A Practical Guide to Better Behaved Children
Experts at The University of Texas (Austin) and the University of Michigan reviewed five decades of research on spanking. They only reviewed those studies that defined spanking as “an open-handed hit on the behind or extremities.” This definition excluded harsher forms of discipline in an effort to “weed out” the impact of abuse. Based on five decades (50 years) of research, they found “the more children are spanked, the more likely they are to defy their parents and to experience increased anti-social behavior, aggression, mental health problems, and cognitive difficulties.” These studies do not say spanking caused the negative outcomes, but spanking was strongly associated with the negative outcomes. The more spanking was used as a discipline tool, the higher the rate of aggression, mental health issues, and cognitive difficulties exhibited by the child receiving the discipline.
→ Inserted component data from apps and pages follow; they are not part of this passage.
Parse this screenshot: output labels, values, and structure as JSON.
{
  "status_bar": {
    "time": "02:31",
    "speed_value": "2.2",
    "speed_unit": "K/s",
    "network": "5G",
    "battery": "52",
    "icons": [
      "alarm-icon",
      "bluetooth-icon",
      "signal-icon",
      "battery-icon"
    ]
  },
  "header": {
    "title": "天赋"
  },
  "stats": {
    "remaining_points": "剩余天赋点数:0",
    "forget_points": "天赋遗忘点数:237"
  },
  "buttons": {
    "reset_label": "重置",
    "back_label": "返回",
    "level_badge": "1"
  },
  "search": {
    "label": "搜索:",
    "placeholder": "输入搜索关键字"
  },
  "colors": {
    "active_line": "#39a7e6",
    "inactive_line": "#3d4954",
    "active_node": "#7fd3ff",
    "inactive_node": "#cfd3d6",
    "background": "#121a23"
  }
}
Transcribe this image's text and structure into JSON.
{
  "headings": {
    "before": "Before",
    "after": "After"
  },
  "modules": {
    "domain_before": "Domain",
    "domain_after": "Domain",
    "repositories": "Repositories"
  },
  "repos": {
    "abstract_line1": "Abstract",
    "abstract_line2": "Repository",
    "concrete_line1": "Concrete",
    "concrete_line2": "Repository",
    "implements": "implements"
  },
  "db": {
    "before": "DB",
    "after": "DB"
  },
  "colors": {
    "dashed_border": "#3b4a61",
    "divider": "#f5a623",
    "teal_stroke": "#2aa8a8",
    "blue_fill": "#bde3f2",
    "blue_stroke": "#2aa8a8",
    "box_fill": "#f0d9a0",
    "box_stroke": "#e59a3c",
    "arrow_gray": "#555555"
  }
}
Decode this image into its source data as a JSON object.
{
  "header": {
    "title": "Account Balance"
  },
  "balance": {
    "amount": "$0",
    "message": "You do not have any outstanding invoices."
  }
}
In other words, spanking did not result in a long-term behavioral improvement.
If spanking does not produce better behavior, what can a parent do to promote positive behavior? That’s the question I hope to address, at least in part, throughout this workbook.
Beginning with the first step in discipline and moving toward the village needed for successful discipline, this workbook will help you discover ways to address negative behaviors and nurture the positive behaviors to replace them. You will learn the reasons our children misbehave, how development impacts discipline, the need for structure, and some powerful discipline tools you can use to nurture appropriate behaviors.
Coming soon to Barnes & Noble
“A Practical Guide to Better Behaved Children is one of the best child-rearing guides I have seen for new or seasoned parents. John’s insight into what children need to grow and develop with self-control and kindness leads his suggestions and interventions. Many guides such as this offer understanding of the behavior, but few guides give practical, accurate and clear interventions and strategies for a parent to DO when confronted with a disciplinary issue. His primary theme, that love, attention, connectivity, and relationship between parent and child should guide this process —and how to develop it—, is clearly written and easy to understand. He does not minimize the difficulty of parenting and gives instruction for discipline as well. John precisely and wisely reveals that discipline, when done with global, long term picture of relationship building and developing kind and loving adults, is a wonderful experience for both child and parent that lasts a life time.”
–Nancy Reed, mother, Child and Family Care Manager
“John Salmon writes with the insight of a practiced psychologist and father of two remarkable young women. In this book, A Practical Guide to Better Behaved Children, John encourages parents to view discipline as an opportunity to build loving relationships and raise resilient children, rather than resort to spanking. John’s book is a timely gift to parents and children.” –Stephen Weiss, Associate Director of His Place
“John Salmon’s A Practical Guide to Better Behaved Children should be your go-to guide for developing your parenting toolkit. This workbook will help you build a positive relationship with your child as well as learn more about your own needs as a parent. This is a must-read for any parent looking to strengthen their family and effectively support their child’s development.” –Melanie Sandoval, Board Director at His Place, Professor of Early Childhood
“I Just finished reading John Salmon’s book, A Practical Guide to Better Behaved Children, and thought it was fantastic! It is very practical, positive, and easy to read. The information from this book can be easily applied across settings too. If you’re a new parent or a parent who wants to learn more ways to improve your children’s behavior, this book is a must.”
-Patty Pozza, mother, Elementary School Teacher